WHAT YOU SHOULD DO:
Among the entries below, please show each line that carries the word "screenshot".

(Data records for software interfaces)
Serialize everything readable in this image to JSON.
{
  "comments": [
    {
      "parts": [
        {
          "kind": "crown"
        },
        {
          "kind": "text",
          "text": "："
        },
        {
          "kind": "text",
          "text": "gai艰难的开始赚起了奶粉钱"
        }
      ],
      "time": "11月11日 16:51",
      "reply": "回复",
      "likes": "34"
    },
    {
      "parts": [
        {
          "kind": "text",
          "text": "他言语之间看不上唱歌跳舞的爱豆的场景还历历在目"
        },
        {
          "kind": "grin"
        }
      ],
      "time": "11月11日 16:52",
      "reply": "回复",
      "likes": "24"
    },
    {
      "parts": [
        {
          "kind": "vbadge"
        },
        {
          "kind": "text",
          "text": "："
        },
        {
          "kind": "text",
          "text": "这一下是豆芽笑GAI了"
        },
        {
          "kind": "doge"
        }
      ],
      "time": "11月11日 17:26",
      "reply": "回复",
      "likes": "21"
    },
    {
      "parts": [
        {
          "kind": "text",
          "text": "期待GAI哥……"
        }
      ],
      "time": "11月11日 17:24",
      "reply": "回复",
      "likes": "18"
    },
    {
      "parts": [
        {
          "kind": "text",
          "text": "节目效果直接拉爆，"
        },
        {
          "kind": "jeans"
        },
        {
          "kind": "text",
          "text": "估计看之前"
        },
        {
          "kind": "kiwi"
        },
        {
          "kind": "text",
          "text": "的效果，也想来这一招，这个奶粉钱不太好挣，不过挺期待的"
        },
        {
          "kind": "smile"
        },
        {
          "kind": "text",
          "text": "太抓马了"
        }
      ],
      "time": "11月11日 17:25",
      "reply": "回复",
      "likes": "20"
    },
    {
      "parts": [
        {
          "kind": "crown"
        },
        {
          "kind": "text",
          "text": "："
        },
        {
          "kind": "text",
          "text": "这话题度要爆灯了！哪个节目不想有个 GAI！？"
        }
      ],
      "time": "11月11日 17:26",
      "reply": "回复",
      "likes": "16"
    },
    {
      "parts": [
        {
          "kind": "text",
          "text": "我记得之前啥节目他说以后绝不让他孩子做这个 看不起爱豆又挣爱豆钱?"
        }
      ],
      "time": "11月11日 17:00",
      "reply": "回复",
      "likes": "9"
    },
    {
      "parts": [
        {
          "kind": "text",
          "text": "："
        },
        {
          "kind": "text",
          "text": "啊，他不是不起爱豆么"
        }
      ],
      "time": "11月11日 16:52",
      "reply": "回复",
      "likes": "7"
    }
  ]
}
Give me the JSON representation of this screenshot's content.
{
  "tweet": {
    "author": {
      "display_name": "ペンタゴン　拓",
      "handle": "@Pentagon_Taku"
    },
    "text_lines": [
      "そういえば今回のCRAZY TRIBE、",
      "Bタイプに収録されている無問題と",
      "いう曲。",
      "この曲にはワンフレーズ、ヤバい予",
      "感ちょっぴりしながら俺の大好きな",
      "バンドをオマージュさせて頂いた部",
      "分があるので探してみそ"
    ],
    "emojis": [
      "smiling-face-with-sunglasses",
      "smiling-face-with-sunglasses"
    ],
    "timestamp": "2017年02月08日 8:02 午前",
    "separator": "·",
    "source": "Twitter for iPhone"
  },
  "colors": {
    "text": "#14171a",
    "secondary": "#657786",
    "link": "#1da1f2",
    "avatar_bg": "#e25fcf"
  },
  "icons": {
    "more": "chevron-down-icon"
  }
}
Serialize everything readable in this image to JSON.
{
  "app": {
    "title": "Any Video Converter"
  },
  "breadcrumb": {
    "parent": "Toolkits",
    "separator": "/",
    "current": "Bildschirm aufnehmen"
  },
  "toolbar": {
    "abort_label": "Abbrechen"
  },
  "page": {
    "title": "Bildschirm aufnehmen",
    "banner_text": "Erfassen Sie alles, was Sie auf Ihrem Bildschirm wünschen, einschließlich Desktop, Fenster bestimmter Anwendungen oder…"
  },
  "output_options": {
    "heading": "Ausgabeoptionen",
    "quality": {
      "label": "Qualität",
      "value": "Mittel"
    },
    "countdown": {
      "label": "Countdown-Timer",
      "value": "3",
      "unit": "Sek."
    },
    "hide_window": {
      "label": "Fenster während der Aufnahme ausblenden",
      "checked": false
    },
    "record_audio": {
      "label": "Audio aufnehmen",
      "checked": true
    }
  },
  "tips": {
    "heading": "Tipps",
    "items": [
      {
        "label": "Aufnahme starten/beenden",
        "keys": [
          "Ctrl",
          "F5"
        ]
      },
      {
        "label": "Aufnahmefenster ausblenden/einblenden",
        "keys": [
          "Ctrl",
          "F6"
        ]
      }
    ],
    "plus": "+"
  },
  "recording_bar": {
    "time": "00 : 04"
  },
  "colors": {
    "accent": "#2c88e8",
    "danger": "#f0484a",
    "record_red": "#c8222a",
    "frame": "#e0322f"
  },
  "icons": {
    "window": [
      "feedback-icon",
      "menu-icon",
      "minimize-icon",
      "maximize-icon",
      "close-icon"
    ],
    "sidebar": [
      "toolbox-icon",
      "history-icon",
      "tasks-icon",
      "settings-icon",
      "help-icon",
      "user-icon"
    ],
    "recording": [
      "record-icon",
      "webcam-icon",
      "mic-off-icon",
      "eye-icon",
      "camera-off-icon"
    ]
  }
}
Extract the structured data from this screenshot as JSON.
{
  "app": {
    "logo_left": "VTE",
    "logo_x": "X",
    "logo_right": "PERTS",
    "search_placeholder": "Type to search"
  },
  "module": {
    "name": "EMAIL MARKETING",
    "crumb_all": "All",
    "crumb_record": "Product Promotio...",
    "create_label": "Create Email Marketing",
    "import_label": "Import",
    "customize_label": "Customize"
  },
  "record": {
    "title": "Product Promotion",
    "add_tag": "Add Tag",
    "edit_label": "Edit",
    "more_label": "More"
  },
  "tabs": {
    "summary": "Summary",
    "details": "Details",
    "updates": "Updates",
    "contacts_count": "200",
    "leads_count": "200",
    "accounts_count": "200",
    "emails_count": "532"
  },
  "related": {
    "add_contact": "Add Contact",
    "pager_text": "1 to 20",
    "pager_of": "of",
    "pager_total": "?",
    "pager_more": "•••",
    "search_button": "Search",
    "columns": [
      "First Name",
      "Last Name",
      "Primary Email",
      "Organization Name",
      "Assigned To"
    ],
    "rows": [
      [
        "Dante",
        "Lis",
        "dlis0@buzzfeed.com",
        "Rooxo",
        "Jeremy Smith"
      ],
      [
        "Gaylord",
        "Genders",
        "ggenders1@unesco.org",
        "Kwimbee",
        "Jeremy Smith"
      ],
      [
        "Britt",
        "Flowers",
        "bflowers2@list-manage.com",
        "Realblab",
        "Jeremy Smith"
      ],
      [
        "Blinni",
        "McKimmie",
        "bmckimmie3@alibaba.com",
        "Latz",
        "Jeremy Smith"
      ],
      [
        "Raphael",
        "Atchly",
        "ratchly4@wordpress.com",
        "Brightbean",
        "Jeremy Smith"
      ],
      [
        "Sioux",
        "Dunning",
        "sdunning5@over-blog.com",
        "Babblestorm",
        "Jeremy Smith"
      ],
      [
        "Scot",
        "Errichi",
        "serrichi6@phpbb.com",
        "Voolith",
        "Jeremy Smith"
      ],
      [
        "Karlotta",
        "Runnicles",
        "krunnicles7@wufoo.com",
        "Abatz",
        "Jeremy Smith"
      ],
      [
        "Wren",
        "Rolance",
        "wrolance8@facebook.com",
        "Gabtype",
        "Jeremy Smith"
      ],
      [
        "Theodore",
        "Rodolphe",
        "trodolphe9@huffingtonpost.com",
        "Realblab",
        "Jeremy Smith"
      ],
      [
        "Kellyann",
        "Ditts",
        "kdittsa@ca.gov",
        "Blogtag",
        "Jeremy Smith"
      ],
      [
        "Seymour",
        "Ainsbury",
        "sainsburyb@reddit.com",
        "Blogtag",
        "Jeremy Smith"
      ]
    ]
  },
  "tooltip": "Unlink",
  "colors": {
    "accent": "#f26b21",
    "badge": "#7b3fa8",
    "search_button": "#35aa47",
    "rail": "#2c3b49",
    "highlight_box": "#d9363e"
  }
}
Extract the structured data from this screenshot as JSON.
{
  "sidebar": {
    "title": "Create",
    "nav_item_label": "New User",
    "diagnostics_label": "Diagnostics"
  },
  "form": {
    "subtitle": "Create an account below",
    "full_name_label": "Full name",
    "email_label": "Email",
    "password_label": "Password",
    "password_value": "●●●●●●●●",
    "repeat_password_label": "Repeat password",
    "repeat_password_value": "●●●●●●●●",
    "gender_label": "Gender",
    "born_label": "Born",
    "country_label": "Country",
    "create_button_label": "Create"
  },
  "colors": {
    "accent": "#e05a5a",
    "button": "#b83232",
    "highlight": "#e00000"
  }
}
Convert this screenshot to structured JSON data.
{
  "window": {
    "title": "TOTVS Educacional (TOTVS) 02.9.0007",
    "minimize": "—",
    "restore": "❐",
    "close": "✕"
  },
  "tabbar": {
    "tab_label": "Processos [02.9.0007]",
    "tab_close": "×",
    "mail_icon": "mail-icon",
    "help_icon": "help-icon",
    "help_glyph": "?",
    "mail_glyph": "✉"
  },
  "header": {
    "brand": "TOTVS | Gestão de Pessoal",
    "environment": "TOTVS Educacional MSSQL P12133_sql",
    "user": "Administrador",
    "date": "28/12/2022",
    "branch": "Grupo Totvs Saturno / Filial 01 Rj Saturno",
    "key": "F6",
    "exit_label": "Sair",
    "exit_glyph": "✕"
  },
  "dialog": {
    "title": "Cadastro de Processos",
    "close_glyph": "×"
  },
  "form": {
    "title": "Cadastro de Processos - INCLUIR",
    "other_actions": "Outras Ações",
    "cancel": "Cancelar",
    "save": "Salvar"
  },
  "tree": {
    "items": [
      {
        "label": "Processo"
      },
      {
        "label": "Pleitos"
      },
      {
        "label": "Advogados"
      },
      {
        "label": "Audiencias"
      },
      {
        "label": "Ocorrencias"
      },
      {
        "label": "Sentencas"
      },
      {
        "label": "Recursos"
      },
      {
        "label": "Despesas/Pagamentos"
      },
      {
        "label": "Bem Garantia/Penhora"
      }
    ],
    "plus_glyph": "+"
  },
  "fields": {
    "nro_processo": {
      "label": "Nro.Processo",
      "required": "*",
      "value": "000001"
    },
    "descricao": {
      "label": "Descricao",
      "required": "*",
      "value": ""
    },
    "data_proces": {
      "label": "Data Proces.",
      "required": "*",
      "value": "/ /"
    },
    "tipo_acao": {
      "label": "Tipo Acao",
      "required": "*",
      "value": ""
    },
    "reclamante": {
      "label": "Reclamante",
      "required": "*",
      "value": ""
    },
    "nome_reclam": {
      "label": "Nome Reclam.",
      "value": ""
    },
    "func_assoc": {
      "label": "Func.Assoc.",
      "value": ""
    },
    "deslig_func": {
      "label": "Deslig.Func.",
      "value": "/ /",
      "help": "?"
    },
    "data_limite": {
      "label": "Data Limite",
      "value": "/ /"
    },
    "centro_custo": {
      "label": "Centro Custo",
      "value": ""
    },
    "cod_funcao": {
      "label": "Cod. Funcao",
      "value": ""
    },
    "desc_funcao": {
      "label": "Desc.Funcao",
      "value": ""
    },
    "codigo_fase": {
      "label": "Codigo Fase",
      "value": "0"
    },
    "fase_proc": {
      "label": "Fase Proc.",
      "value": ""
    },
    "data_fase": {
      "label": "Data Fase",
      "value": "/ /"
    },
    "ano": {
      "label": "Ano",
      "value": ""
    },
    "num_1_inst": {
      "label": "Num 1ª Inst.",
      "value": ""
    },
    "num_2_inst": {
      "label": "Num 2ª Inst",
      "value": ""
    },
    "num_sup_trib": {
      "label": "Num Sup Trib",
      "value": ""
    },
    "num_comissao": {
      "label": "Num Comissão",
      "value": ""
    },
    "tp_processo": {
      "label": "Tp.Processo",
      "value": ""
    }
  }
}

EXERCISE SOLUTION:
Give me the JSON representation of this screenshot's content.
Extract the structured data from this screenshot as JSON.
Extract the structured data from this screenshot as JSON.
Convert this screenshot to structured JSON data.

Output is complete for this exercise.